The RCB Library gratefully receives donations of print materials from benefactors, and this has been the case since Rosamond Stephen founded the Guild of Witness Library. When Library staff were accessioning the literature section, two donors were noted as having contributed a huge amount of print material during Geraldine FitzGerald’s time as Librarian, particularly in the area of literature. One of these was Linda Hillas, born 19 October 1878 at Farm Hill, Dundrum, just a short distance from Taney parish church. Linda’s mother, Alice Grant, was the daughter of Revd John Grant (1804–1858), curate of Monkstown and St Stephen’s, Dublin, as well as perpetual curate of Stillorgan. After the death of Linda’s father, Robert William Hillas, the family moved to 8 Fitzwilliam Street Lower, a short distance from Rosamond’s Ardfeenish Library on Mount Street. The titles donated to the Library are nearly exclusively literary in nature, with some historical items included. Many of these items are by Rudyard Kipling, but other items of interest include Sixteen Poems by William Allingham (published by The Dun Emer Press in 1905) as well as The Rose of Heaven, a collection of poetry by Ella Young and illustrated by Maud Gonne (Dublin: The Candle Press, 1920). The latter was limited to 350 copies, with this particular item being number 313. It is inscribed Linda Hillas, September 1925.
Linda Hillas was the president of the Dublin Society for the Prevention of Cruelty to Animals, and went on to the position of Hon. Secretary and Chairman. Linda appears in the Church of Ireland Gazette letters page on 28 April 1939 with a letter advertising the Society’s stall at the forthcoming Royal Dublin Society Spring Show in May of that year. Linda died 21 June 1955, and it can be assumed (primarily by the accession numbers affixed to the items) that this is when her collection of books was donated to the RCB Library. The Library has also accessioned a donation from Linda as Ms 321, being a ‘scrapbook of Linda Hillas containing book plates and 20th century press–cuttings’. Although undated, it might be assumed that this was donated to the Library at the same time as the print items.

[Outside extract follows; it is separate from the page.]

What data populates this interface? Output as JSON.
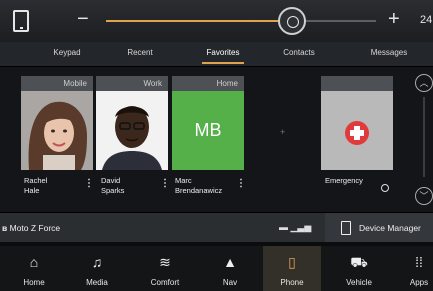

Another major donor to the new Library was that of Ethel Davidson, née Goddard. This donation encompassed as least 120 books, with a broad subject matter encompassing religion and theology, history, as well as literature. A significant and much–treasured part of this donation was a set of books published by the Cuala Press. Mrs Davidson was noted as ‘a devoted member of the Church of Ireland, taking a keen interest in the parish of Howth, and was a member of the Select Vestry and President of the local Branch of the Mothers’ Union’. You can read more about Mrs Davidson’s bequest here: https://www.ireland.anglican.org/news/10952/the-cuala-press-a-focus
Recent additions to the fiction section of the Library
The RCB Library continues to accession new literature where appropriate. Like the Guild of Witness Library, these are mainly literary essays, but there are some new novels that we have accessioned in the last decade, usually dealing with religious themes, or documenting Protestant life in Ireland. Notable additions include Ted Woods’ ever popular works of fiction, Bishop (2020) and Priest (2021), as well as Norma MacMaster’s Silence Under a Stone (Dublin: Transworld, 2018), Homan Potterton’s Knockfane (Dublin: Merrion Press, 2019), A Lost Tribe by William King (Dublin: Lilliput Press, 2017), and Paula Gooder’s Phoebe: A Story (London: Hodder & Stoughton, 2018). All of these items, as well as the vast majority of the Library’s literature section, can be borrowed by Members.